START Excerpted records

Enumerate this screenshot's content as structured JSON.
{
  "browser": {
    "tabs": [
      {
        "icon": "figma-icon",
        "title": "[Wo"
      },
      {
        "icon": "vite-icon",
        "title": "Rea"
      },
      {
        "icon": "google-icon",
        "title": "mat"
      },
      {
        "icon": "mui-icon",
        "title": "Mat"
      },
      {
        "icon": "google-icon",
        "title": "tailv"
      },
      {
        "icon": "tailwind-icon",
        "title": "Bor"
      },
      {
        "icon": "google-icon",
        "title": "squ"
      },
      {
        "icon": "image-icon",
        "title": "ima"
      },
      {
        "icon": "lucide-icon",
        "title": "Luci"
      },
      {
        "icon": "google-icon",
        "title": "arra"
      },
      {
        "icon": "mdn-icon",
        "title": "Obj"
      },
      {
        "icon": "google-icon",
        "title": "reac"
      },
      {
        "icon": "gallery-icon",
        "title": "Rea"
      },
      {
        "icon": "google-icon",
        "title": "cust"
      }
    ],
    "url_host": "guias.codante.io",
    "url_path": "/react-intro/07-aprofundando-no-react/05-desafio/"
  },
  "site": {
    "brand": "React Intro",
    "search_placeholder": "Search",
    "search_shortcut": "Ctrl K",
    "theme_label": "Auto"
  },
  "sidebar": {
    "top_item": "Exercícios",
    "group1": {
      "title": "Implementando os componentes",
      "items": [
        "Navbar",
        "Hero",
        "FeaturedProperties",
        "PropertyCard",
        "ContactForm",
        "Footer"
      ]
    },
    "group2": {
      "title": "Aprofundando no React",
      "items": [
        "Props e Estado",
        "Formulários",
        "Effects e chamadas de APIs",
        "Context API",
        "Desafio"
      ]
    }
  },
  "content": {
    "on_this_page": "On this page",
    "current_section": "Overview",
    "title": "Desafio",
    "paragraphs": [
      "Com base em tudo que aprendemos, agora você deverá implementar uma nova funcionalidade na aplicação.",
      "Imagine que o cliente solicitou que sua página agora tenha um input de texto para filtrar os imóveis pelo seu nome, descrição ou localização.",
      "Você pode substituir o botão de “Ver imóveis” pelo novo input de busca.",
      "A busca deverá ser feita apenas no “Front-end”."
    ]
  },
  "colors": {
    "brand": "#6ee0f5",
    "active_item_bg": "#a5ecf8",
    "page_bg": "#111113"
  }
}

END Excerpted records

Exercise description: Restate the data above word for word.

Response:
Enumerate this screenshot's content as structured JSON.
{
  "browser": {
    "tabs": [
      {
        "icon": "figma-icon",
        "title": "[Wo"
      },
      {
        "icon": "vite-icon",
        "title": "Rea"
      },
      {
        "icon": "google-icon",
        "title": "mat"
      },
      {
        "icon": "mui-icon",
        "title": "Mat"
      },
      {
        "icon": "google-icon",
        "title": "tailv"
      },
      {
        "icon": "tailwind-icon",
        "title": "Bor"
      },
      {
        "icon": "google-icon",
        "title": "squ"
      },
      {
        "icon": "image-icon",
        "title": "ima"
      },
      {
        "icon": "lucide-icon",
        "title": "Luci"
      },
      {
        "icon": "google-icon",
        "title": "arra"
      },
      {
        "icon": "mdn-icon",
        "title": "Obj"
      },
      {
        "icon": "google-icon",
        "title": "reac"
      },
      {
        "icon": "gallery-icon",
        "title": "Rea"
      },
      {
        "icon": "google-icon",
        "title": "cust"
      }
    ],
    "url_host": "guias.codante.io",
    "url_path": "/react-intro/07-aprofundando-no-react/05-desafio/"
  },
  "site": {
    "brand": "React Intro",
    "search_placeholder": "Search",
    "search_shortcut": "Ctrl K",
    "theme_label": "Auto"
  },
  "sidebar": {
    "top_item": "Exercícios",
    "group1": {
      "title": "Implementando os componentes",
      "items": [
        "Navbar",
        "Hero",
        "FeaturedProperties",
        "PropertyCard",
        "ContactForm",
        "Footer"
      ]
    },
    "group2": {
      "title": "Aprofundando no React",
      "items": [
        "Props e Estado",
        "Formulários",
        "Effects e chamadas de APIs",
        "Context API",
        "Desafio"
      ]
    }
  },
  "content": {
    "on_this_page": "On this page",
    "current_section": "Overview",
    "title": "Desafio",
    "paragraphs": [
      "Com base em tudo que aprendemos, agora você deverá implementar uma nova funcionalidade na aplicação.",
      "Imagine que o cliente solicitou que sua página agora tenha um input de texto para filtrar os imóveis pelo seu nome, descrição ou localização.",
      "Você pode substituir o botão de “Ver imóveis” pelo novo input de busca.",
      "A busca deverá ser feita apenas no “Front-end”."
    ]
  },
  "colors": {
    "brand": "#6ee0f5",
    "active_item_bg": "#a5ecf8",
    "page_bg": "#111113"
  }
}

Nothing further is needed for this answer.